Citrulline does not prevent skeletal muscle wasting or weakness in limb-casted mice.


PMID 25740910

Abstract
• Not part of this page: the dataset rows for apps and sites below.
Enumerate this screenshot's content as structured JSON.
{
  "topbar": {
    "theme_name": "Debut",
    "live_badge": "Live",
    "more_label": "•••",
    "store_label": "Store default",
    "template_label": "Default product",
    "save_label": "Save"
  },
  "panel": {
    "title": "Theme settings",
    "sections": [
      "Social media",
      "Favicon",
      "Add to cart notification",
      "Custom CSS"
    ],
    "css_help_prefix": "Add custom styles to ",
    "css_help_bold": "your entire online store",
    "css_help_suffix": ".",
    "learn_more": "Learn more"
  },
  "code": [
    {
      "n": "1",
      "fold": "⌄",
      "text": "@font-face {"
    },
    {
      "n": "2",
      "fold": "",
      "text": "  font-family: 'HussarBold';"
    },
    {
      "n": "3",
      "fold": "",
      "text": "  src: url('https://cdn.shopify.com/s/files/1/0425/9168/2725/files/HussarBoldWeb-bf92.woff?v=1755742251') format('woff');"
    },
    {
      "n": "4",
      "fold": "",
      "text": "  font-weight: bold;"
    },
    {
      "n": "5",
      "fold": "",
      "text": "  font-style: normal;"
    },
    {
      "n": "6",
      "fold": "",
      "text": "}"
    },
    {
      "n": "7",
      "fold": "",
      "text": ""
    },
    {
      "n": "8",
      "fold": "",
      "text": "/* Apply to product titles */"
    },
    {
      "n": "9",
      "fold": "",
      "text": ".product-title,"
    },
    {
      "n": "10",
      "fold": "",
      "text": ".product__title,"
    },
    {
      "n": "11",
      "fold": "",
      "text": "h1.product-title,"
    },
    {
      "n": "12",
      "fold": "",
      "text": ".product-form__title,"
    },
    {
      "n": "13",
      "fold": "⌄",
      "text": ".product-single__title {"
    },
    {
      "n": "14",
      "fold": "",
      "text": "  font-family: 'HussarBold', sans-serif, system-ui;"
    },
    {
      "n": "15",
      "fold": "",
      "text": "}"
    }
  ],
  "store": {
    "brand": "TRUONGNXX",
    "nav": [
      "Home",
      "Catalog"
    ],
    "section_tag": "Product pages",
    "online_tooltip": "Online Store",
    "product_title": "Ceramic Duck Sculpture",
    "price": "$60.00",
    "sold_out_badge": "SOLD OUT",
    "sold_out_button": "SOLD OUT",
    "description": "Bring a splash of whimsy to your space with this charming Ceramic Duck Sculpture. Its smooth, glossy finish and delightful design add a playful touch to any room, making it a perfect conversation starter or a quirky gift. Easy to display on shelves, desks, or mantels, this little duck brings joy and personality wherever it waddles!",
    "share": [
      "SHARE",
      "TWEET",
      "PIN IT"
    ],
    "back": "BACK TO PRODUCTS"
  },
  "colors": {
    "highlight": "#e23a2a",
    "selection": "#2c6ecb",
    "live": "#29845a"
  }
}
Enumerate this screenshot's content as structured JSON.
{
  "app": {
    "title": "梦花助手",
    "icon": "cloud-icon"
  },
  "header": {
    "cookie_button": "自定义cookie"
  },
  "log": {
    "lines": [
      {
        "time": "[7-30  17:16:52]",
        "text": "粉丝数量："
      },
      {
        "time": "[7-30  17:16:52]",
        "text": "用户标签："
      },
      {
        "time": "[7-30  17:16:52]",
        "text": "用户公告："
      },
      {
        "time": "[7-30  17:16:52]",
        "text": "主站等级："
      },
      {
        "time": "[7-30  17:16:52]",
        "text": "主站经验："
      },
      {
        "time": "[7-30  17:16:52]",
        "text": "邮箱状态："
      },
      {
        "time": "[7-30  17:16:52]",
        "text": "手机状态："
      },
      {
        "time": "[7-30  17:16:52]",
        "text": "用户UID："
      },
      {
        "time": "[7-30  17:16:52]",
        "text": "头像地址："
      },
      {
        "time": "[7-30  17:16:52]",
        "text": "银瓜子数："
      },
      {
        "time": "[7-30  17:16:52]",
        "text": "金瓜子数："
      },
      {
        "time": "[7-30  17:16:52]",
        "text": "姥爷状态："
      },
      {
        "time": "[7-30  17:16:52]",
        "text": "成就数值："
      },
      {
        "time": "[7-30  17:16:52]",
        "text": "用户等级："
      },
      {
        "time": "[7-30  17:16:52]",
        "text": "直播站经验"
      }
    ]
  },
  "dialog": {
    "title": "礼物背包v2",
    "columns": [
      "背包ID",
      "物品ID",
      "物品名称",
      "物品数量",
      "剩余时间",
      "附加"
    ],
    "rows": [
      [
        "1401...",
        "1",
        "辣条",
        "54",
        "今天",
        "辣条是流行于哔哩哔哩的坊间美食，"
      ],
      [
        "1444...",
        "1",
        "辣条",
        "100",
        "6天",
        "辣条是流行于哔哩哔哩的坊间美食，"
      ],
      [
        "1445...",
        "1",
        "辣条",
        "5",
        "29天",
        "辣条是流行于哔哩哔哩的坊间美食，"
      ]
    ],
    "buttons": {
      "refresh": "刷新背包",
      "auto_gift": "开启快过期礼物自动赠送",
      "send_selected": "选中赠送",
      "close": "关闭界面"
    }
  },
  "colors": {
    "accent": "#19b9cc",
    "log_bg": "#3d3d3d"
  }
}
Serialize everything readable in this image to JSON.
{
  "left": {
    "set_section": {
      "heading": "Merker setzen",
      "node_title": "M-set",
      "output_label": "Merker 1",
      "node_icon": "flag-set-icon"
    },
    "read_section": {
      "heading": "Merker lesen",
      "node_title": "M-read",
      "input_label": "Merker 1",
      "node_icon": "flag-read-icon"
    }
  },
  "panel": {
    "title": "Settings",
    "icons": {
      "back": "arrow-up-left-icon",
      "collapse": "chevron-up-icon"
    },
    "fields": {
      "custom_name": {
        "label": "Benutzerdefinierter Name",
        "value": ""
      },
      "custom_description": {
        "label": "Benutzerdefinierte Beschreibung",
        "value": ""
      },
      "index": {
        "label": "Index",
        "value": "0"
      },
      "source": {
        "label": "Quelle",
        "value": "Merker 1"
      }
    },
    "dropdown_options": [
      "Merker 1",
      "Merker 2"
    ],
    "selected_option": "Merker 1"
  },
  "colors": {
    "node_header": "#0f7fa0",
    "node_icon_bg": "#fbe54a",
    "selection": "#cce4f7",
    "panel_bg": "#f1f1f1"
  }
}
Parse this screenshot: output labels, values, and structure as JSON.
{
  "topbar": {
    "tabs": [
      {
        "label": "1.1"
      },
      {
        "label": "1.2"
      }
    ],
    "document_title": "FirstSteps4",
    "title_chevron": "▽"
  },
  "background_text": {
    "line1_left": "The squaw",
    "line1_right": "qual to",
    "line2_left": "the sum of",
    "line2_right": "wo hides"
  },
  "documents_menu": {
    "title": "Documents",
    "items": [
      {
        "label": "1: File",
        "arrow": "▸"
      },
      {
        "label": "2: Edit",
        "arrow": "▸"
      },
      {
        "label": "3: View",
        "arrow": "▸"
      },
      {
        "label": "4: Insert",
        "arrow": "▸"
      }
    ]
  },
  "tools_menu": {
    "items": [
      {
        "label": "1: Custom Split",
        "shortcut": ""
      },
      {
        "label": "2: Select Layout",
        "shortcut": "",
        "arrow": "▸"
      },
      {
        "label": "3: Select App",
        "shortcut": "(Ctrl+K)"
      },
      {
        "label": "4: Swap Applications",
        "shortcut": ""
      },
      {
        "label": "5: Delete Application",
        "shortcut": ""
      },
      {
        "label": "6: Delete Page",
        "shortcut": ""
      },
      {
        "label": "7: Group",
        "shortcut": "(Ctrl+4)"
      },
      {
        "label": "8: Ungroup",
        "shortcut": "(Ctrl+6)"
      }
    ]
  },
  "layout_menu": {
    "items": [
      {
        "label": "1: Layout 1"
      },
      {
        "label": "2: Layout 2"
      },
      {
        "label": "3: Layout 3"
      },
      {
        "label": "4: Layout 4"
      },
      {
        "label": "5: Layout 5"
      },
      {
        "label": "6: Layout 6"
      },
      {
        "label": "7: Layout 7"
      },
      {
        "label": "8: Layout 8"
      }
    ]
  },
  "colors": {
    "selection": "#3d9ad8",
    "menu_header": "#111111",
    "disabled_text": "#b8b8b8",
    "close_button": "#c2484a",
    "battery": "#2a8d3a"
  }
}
Increasing arginine (Arg) availability reduces atrophy in cultured skeletal muscle cells. Supplementation with its metabolic precursor citrulline (Cit) is more effective at improving skeletal muscle Arg concentrations. We tested the hypothesis that Cit supplementation would attenuate skeletal muscle atrophy and loss of function during hindlimb immobilization in mice. Male C57BL/6JArc mice underwent 14 d of unilateral hindlimb immobilization/plaster casting and were supplemented with ~0.81 g Cit · kg⁻¹ · d⁻¹ (CIT group) or Ala (ALA group) mixed into their food. The uncasted contralateral limb (internal control) and an uncasted group (CON) served as controls. Muscle atrophy was evaluated with mass, fiber area, and in situ muscle function. Tibialis anterior (TA) muscle mass [ALA: 37.6 ± 0.92 mg; CIT: 38.3 ± 1.25 mg] and peak tetanic force (ALA: 1150 ± 38.5 mN; CIT: 1150 ± 52.0 mN) were lower (P < 0.001) in the ALA (53.9 ± 0.42 mg) and CIT (1760 ± 28.5 mN) groups than in the CON group. No difference was found between ALA and CIT groups for TA mass, fiber area, or peak force. The mRNA expression of the nitric oxide synthase 2, inducible (Nos2; ~15-fold) and B-cell chronic lymphoid leukemia/lymphoma 2/adenovirus E1B 19 kDa interacting protein 3 (Bnip3; ~17-fold) genes and the ratio of microtubule-associated protein light chain 3BII to 3BI (LC3BII:LC3BI) (50.5% ± 17.7%) were higher (P < 0.05) in the ALA group than in the CON group, suggesting increased autophagy. In the CIT group, Bnip3 mRNA was lower (-70%; P < 0.05) and Nos2 mRNA tended to be lower (-45%; P = 0.05) than in the ALA group, whereas LC3BII:LC3BI was not different from the CON group. Cit treatment of male mice did not affect therapeutically relevant outcome measures such as skeletal muscle mass and peak muscle force after 14 d of hindlimb immobilization.